AP Human Geography: Development- Chapter 10.1
Before we can really begin to understand development, we have to delve into how it can be defined and measured. In the 60’s the best way to compare development rates was by the Gross National Product. It is a broader category than Gross Domestic Product, which is a measure of goods and services produced in one country in one year, while GNP includes all goods and services from the recorded history.
The GNP and GDP are slowly fading into the past as more and more countries begin to use a monetary measure called Gross National Income. The GNI is similar to the GNP/GDP because it includes only the formal economy while leaving out the informal economy even though illegal trade helps the general economy greatly. GNI is often seen as per capita GNI (GNI divided by population) to get a better grasp at the financial situation of a country and its populace. Developing countries should see rising GNI rates as they become more modern. To help understand processes of development, models like the modernization model have been created. This model theorizes that each country follows 5 steps to modernization.

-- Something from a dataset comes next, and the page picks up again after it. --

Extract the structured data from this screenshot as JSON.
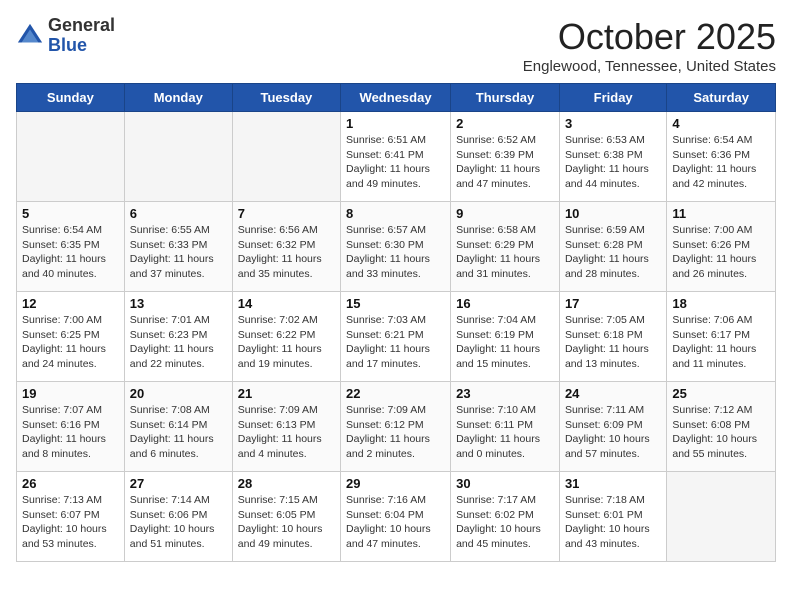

The model is countered by ideas that classical colonial powers will always hold power of less developed former colonies called neocolonialism. Neocolonialism is a structuralism theory. Structural Theories effectively state that those in power stay in power. Developing countries work to raise their GNI’s and become more modern. Sometimes they are stalled by neocolonialism, but they keep struggling along a ladder of modernization. They may never reach the top, but they continue to develop as new technology and ideas spread throughout the globe.